“Like I say, this was hurricane-level winds, and oftentimes a hurricane takes several weeks,” he added. “And so to have everybody back within 48 to 72 hours is really a remarkable response, considering how wide the area was that was affected.”

Despite this, Larry Madden, the interim superintendent of the Salt Lake City School District, announced in a press conference Thursday that the district would further delay the first day of school until Monday. The school district was originally scheduled to have its first day of online classes on Tuesday.

“We can’t wait to get back in classrooms, but to start tomorrow when so many people across the district are still without power is not the right decision,” he said.

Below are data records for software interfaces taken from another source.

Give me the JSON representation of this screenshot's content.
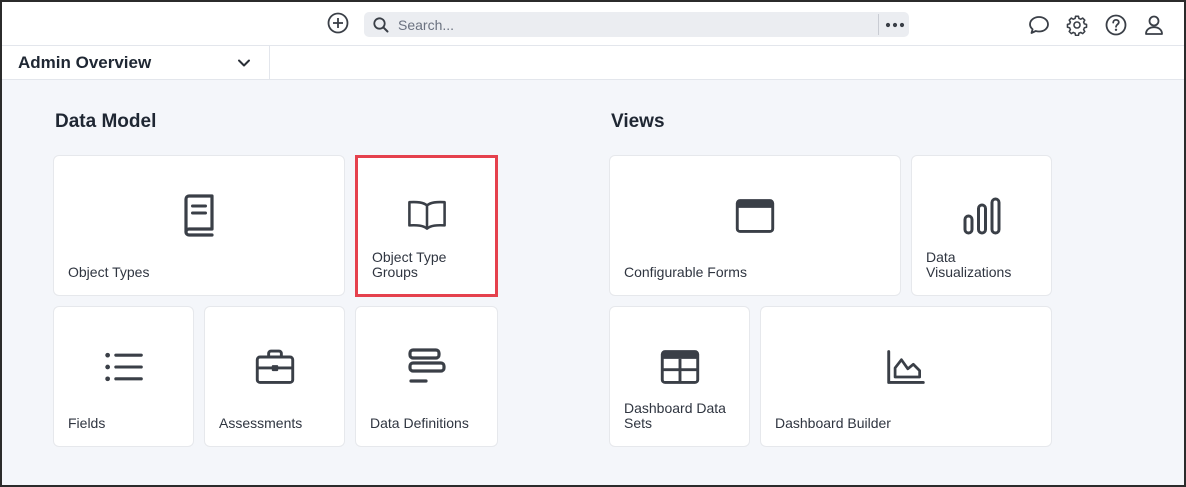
{
  "topbar": {
    "search_placeholder": "Search..."
  },
  "subbar": {
    "view_name": "Admin Overview"
  },
  "sections": [
    {
      "title": "Data Model",
      "tiles": [
        {
          "label": "Object Types",
          "icon": "book-icon"
        },
        {
          "label": "Object Type Groups",
          "icon": "open-book-icon",
          "highlighted": true
        },
        {
          "label": "Fields",
          "icon": "list-icon"
        },
        {
          "label": "Assessments",
          "icon": "briefcase-icon"
        },
        {
          "label": "Data Definitions",
          "icon": "align-left-icon"
        }
      ]
    },
    {
      "title": "Views",
      "tiles": [
        {
          "label": "Configurable Forms",
          "icon": "window-icon"
        },
        {
          "label": "Data Visualizations",
          "icon": "bar-chart-icon"
        },
        {
          "label": "Dashboard Data Sets",
          "icon": "table-icon"
        },
        {
          "label": "Dashboard Builder",
          "icon": "area-chart-icon"
        }
      ]
    }
  ],
  "colors": {
    "icon": "#3a3f47",
    "highlight": "#e5414d",
    "background": "#f4f6fa"
  }
}
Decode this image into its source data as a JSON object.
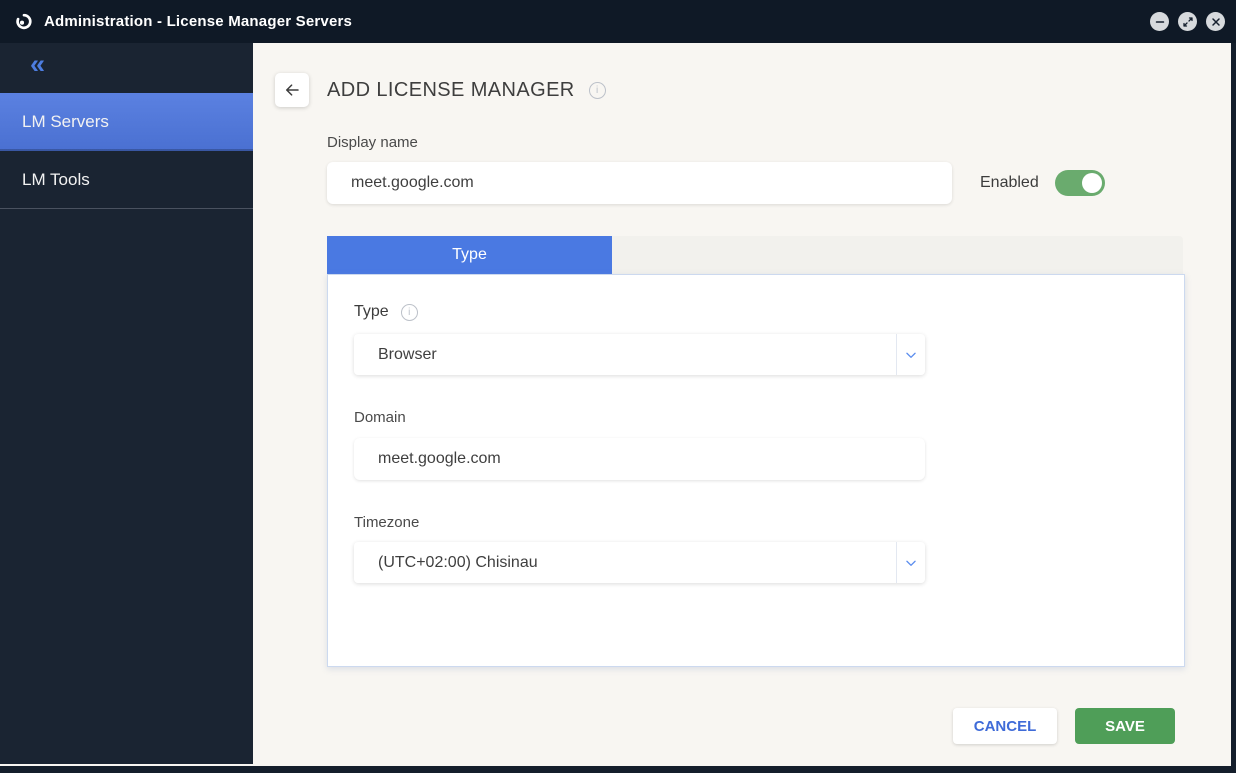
{
  "window": {
    "title": "Administration - License Manager Servers",
    "controls": {
      "minimize": "minimize",
      "maximize": "maximize",
      "close": "close"
    }
  },
  "icons": {
    "collapse_glyph": "«",
    "info_glyph": "i"
  },
  "sidebar": {
    "items": [
      {
        "label": "LM Servers",
        "selected": true
      },
      {
        "label": "LM Tools",
        "selected": false
      }
    ]
  },
  "main": {
    "title": "ADD LICENSE MANAGER",
    "display_name": {
      "label": "Display name",
      "value": "meet.google.com"
    },
    "enabled": {
      "label": "Enabled",
      "state": "on"
    },
    "tabs": [
      {
        "label": "Type",
        "active": true
      }
    ],
    "form": {
      "type": {
        "label": "Type",
        "value": "Browser"
      },
      "domain": {
        "label": "Domain",
        "value": "meet.google.com"
      },
      "timezone": {
        "label": "Timezone",
        "value": "(UTC+02:00) Chisinau"
      }
    },
    "actions": {
      "cancel": "CANCEL",
      "save": "SAVE"
    }
  },
  "colors": {
    "titlebar": "#0f1926",
    "sidebar": "#1a2432",
    "selected_item_blue": "#5277d9",
    "accent_blue": "#4a79e2",
    "toggle_green": "#6aab6e",
    "save_green": "#4f9e58",
    "cancel_text_blue": "#3f6bd8",
    "main_bg": "#f8f6f2"
  }
}
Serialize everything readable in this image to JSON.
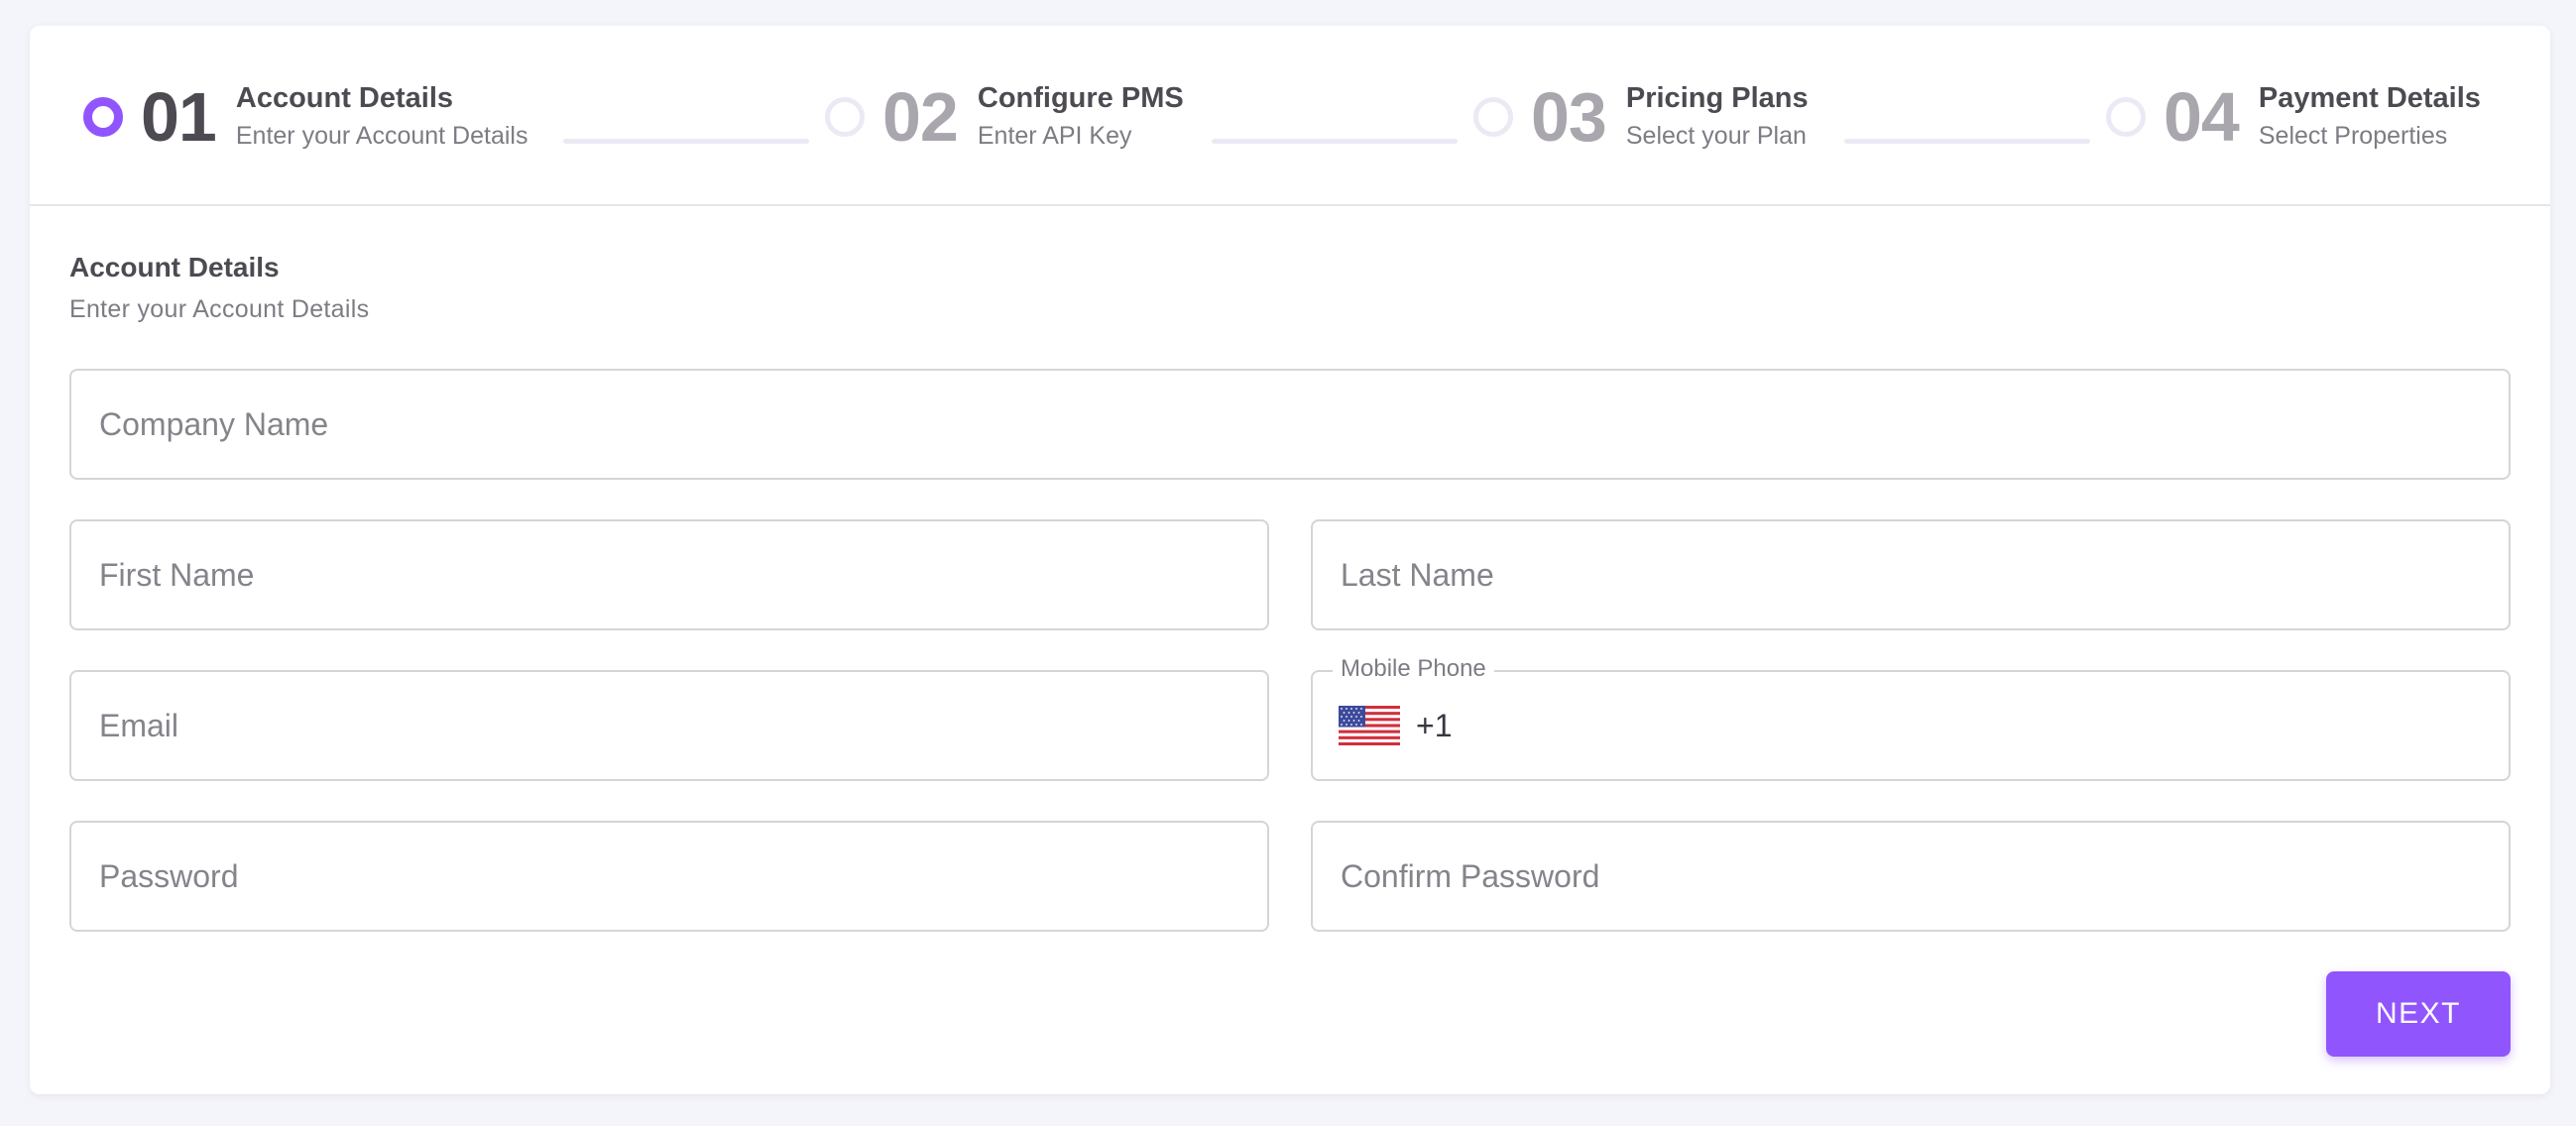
{
  "stepper": {
    "steps": [
      {
        "number": "01",
        "title": "Account Details",
        "subtitle": "Enter your Account Details"
      },
      {
        "number": "02",
        "title": "Configure PMS",
        "subtitle": "Enter API Key"
      },
      {
        "number": "03",
        "title": "Pricing Plans",
        "subtitle": "Select your Plan"
      },
      {
        "number": "04",
        "title": "Payment Details",
        "subtitle": "Select Properties"
      }
    ],
    "active_step": 1
  },
  "section": {
    "title": "Account Details",
    "subtitle": "Enter your Account Details"
  },
  "form": {
    "company_name": {
      "placeholder": "Company Name",
      "value": ""
    },
    "first_name": {
      "placeholder": "First Name",
      "value": ""
    },
    "last_name": {
      "placeholder": "Last Name",
      "value": ""
    },
    "email": {
      "placeholder": "Email",
      "value": ""
    },
    "mobile_phone": {
      "label": "Mobile Phone",
      "country_code": "+1",
      "country_flag": "us-flag-icon",
      "value": ""
    },
    "password": {
      "placeholder": "Password",
      "value": ""
    },
    "confirm_password": {
      "placeholder": "Confirm Password",
      "value": ""
    }
  },
  "actions": {
    "next_label": "NEXT"
  },
  "colors": {
    "accent": "#9155fd",
    "background": "#f4f5fa",
    "card": "#ffffff",
    "text_primary": "#4d4a52",
    "text_secondary": "#7e7b84",
    "border": "#d5d4d8"
  }
}
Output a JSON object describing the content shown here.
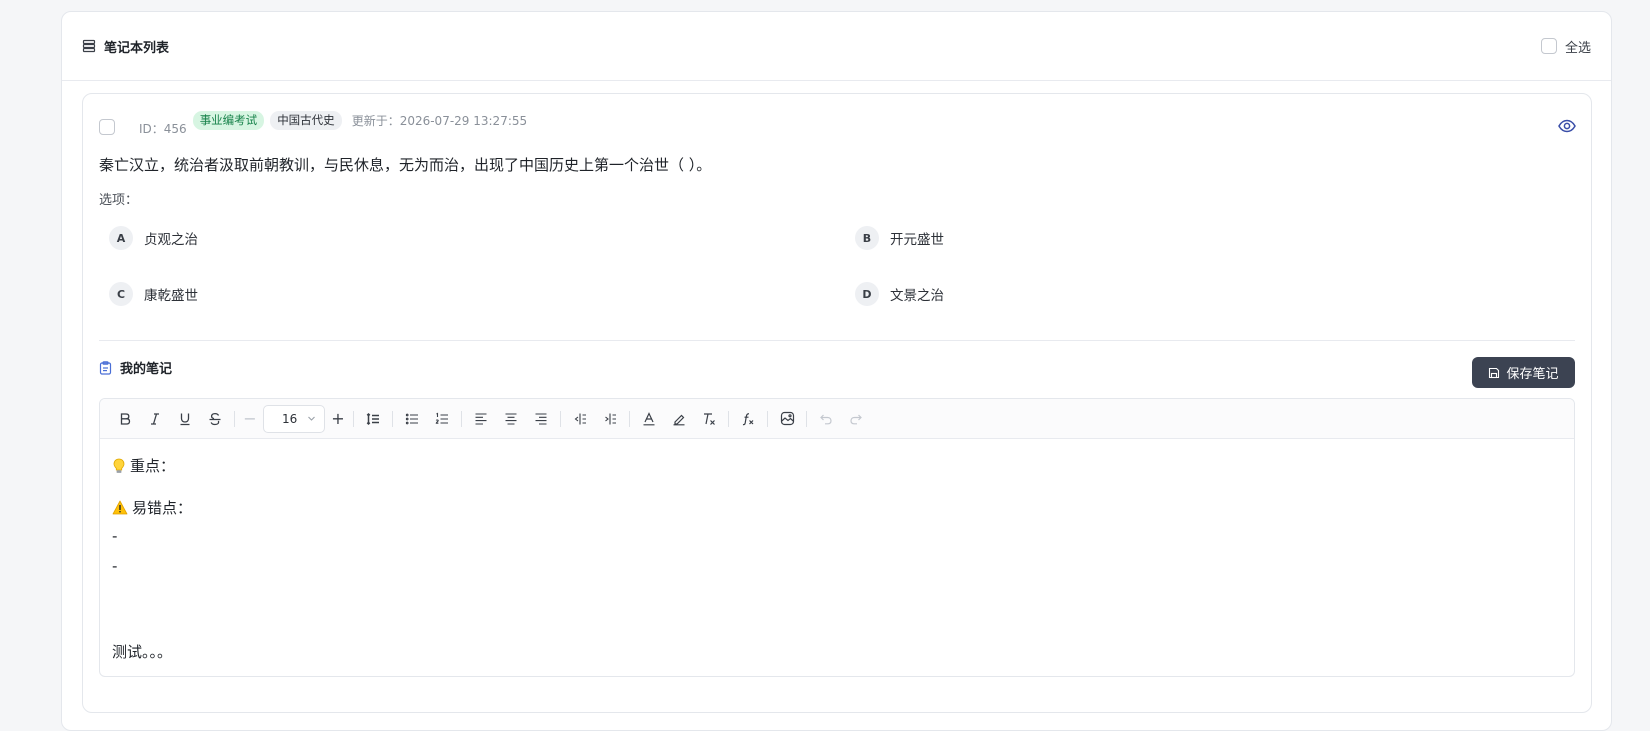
{
  "panel": {
    "title": "笔记本列表",
    "select_all": "全选"
  },
  "card": {
    "id_text": "ID：456",
    "tags": [
      "事业编考试",
      "中国古代史"
    ],
    "updated": "更新于：2026-07-29 13:27:55",
    "question": "秦亡汉立，统治者汲取前朝教训，与民休息，无为而治，出现了中国历史上第一个治世（    ）。",
    "options_label": "选项：",
    "options": [
      {
        "letter": "A",
        "text": "贞观之治"
      },
      {
        "letter": "B",
        "text": "开元盛世"
      },
      {
        "letter": "C",
        "text": "康乾盛世"
      },
      {
        "letter": "D",
        "text": "文景之治"
      }
    ]
  },
  "note": {
    "title": "我的笔记",
    "save_label": "保存笔记",
    "font_size": "16",
    "font_minus": "−",
    "font_plus": "+",
    "content": {
      "key_point": "重点：",
      "error_point": "易错点：",
      "dash1": "-",
      "dash2": "-",
      "test": "测试。。。"
    }
  },
  "colors": {
    "accent": "#3c4352",
    "tag_green_bg": "#d7f5e2",
    "tag_green_text": "#17824a",
    "eye_icon": "#3a4ea8"
  }
}
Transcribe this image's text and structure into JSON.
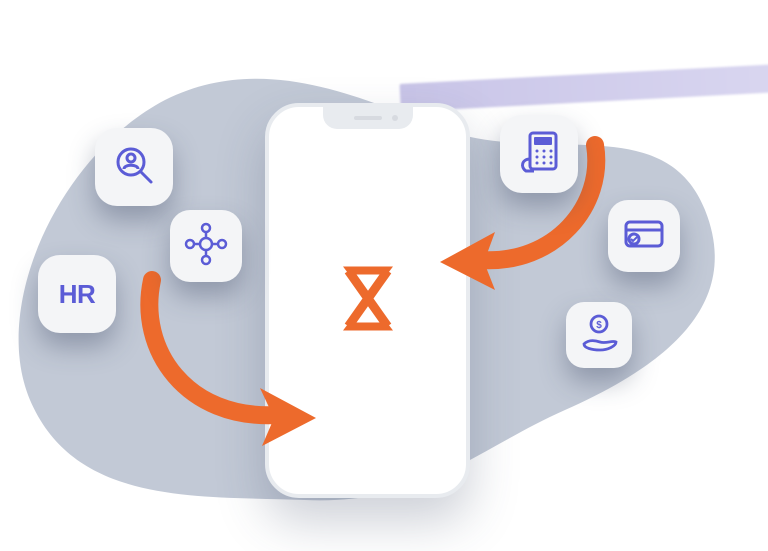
{
  "hero": {
    "hr_label": "HR",
    "icons": {
      "search_person": "search-person-icon",
      "people_network": "people-network-icon",
      "calculator": "calculator-icon",
      "card_check": "card-check-icon",
      "money_hand": "money-hand-icon",
      "hourglass": "hourglass-logo-icon"
    }
  }
}
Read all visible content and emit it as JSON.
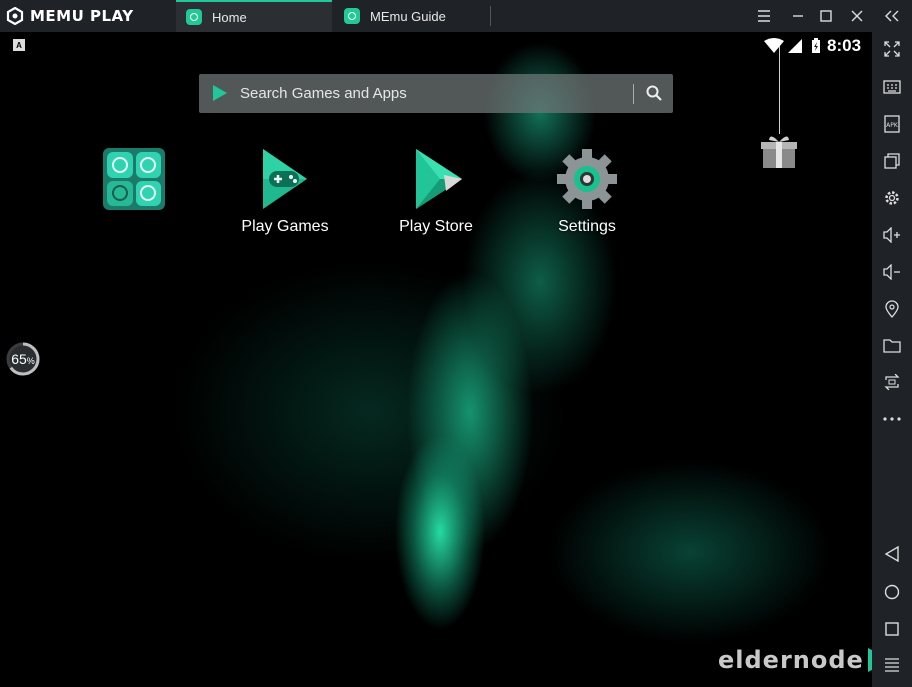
{
  "app": {
    "name": "MEMU PLAY",
    "accent_color": "#1fc79b"
  },
  "tabs": [
    {
      "label": "Home",
      "active": true
    },
    {
      "label": "MEmu Guide",
      "active": false
    }
  ],
  "window_controls": [
    "menu-icon",
    "minimize-icon",
    "maximize-icon",
    "close-icon"
  ],
  "status_bar": {
    "keyboard_indicator": "A",
    "time": "8:03"
  },
  "search": {
    "placeholder": "Search Games and Apps"
  },
  "home_apps": [
    {
      "label": "Play Games",
      "icon": "play-games-icon"
    },
    {
      "label": "Play Store",
      "icon": "play-store-icon"
    },
    {
      "label": "Settings",
      "icon": "settings-icon"
    }
  ],
  "progress": {
    "value_label": "65",
    "unit": "%",
    "fraction": 0.65
  },
  "sidebar_icons": [
    "fullscreen-icon",
    "keyboard-icon",
    "apk-icon",
    "multi-window-icon",
    "gear-icon",
    "volume-up-icon",
    "volume-down-icon",
    "location-icon",
    "folder-icon",
    "rotate-icon",
    "more-icon",
    "back-icon",
    "home-circle-icon",
    "recents-square-icon",
    "menu-lines-icon"
  ],
  "sidebar_apk_label": "APK",
  "watermark": {
    "text": "eldernode"
  }
}
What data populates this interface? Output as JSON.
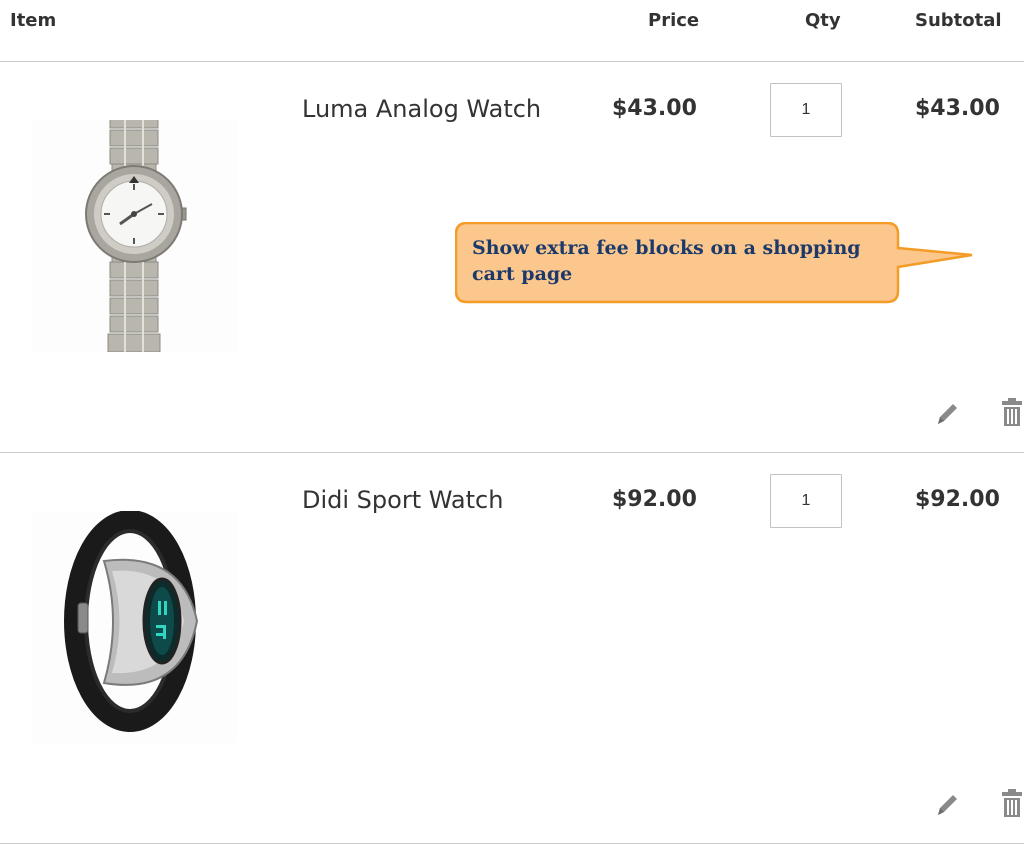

Meanwhile, work continued to clear debris from fallen trees and foliage around the Wasatch Front. In Salt Lake City alone, the storm felled at least 1,000 trees on both public and private land, said Salt Lake City Mayor Erin Mendenhall in the Thursday press conference. She followed up on Twitter later in the day with a promise that once cleanup is complete, the city will turn its focus to replanting.

“We were on track as a City to plant twice as many trees in 2020 as we did the year before,” Mendenhall tweeted. “While the expansion of our urban forest may look stunted now, I’m grateful that we are better off than we would have been without that focused effort.”

Mendenhall also announced at the news conference that she had signed a proclamation officially closing the following parks indefinitely due to the amount of damage they sustained: Liberty, Fairmont, Sunnyside, Jordan, Lindsey Gardens, Richmond, Riverside, Washington Square and the Salt Lake City Cemetery.


Utah Department of Transportation crews help clean up downed trees in the Rose Park neighborhood of Salt Lake City on Thursday, Sept. 10, 2020. Residents and utility companies are continuing to clean up after severe winds hit the Wasatch Front on Tuesday and Wednesday, leaving hundreds of thousands without power.

Spenser Heaps, Deseret News

Mendenhall identified the Rose Park area as being particularly hard-hit by the wind.

“We have a huge job ahead of us when it comes to the removal of debris,” she said. “And it will take us more than days, it will take weeks to recover from this.”

On Thursday morning, around 50 Utah Department of Transportation workers — armed with wood chippers, front loaders and other kinds of large machinery — set out to clear Rose Park, according to department spokesperson John Gleason.

“This was really a case of us looking to see what we could do to help assist in all of the aftermath. There is a lot of cleanup work to do,” he said. “We have the resources. We have the men and women who are willing and able to contribute, we have the heavy equipment, so we thought this would be a good opportunity for us to assist and to help get these communities back on their feet and help them in their cleanup efforts. Because it is massive.”

He said the work has progressed well so far. And after they are done in Rose Park, they plan to help other wind-damaged areas. He expected cleanup efforts to take them into the beginning of next week.

And UDOT isn’t the only group helping with cleanup. Mendenhall said she was thankful for the efforts of the Utah Division of Forestry, Fire and State Lands, as well as volunteers from organizations such as United Way and The Church of Jesus Christ of Latter-day Saints.

“If you need help as a result of this windstorm, you can call 211 — that’s always run by the United Way — and they will help us liaison these connections of deploying the city’s professionals and volunteer crews to help this cleanup effort,” she said.